Find and copy each line of the records where the string "description" shows up.

━━━━━━━━

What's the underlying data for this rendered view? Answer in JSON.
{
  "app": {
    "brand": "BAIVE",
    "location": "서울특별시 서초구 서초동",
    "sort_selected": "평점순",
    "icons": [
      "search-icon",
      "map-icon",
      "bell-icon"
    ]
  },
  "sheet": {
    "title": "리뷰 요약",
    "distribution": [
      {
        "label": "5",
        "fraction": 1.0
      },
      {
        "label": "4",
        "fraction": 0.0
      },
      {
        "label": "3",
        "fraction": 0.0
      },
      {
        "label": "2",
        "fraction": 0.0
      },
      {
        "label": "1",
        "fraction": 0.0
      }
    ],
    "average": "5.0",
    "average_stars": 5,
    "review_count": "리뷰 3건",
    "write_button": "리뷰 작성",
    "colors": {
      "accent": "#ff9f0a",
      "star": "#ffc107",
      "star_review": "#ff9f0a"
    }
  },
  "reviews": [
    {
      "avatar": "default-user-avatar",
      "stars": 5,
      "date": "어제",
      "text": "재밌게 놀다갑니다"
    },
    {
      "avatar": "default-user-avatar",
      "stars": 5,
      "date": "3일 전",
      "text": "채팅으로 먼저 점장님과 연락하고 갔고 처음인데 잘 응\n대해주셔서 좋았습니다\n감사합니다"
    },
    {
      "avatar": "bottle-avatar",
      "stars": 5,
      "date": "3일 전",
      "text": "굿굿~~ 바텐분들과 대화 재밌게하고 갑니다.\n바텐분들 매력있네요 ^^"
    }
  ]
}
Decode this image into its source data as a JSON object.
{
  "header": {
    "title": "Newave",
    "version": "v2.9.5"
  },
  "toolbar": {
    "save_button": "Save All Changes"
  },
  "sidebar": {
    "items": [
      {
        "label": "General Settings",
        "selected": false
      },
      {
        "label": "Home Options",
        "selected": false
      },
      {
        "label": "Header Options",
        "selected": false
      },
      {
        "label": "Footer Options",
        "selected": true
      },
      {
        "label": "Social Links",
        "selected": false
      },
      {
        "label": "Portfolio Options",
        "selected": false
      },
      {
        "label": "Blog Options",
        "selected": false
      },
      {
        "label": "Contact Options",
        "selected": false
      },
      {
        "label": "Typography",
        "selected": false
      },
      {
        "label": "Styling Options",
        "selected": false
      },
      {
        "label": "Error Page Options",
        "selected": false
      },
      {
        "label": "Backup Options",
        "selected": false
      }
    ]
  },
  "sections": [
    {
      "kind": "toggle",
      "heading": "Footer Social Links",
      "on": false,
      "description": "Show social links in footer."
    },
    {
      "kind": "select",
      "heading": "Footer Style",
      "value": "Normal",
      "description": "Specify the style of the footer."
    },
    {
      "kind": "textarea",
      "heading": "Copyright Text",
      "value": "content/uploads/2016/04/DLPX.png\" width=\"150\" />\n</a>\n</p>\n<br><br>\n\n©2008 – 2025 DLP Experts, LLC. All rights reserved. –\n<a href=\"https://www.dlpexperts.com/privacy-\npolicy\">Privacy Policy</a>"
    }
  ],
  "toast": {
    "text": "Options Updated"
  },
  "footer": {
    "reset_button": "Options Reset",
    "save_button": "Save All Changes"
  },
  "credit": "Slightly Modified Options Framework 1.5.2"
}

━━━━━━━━

* _Answer to this problem_
      "description": "Show social links in footer."
      "description": "Specify the style of the footer."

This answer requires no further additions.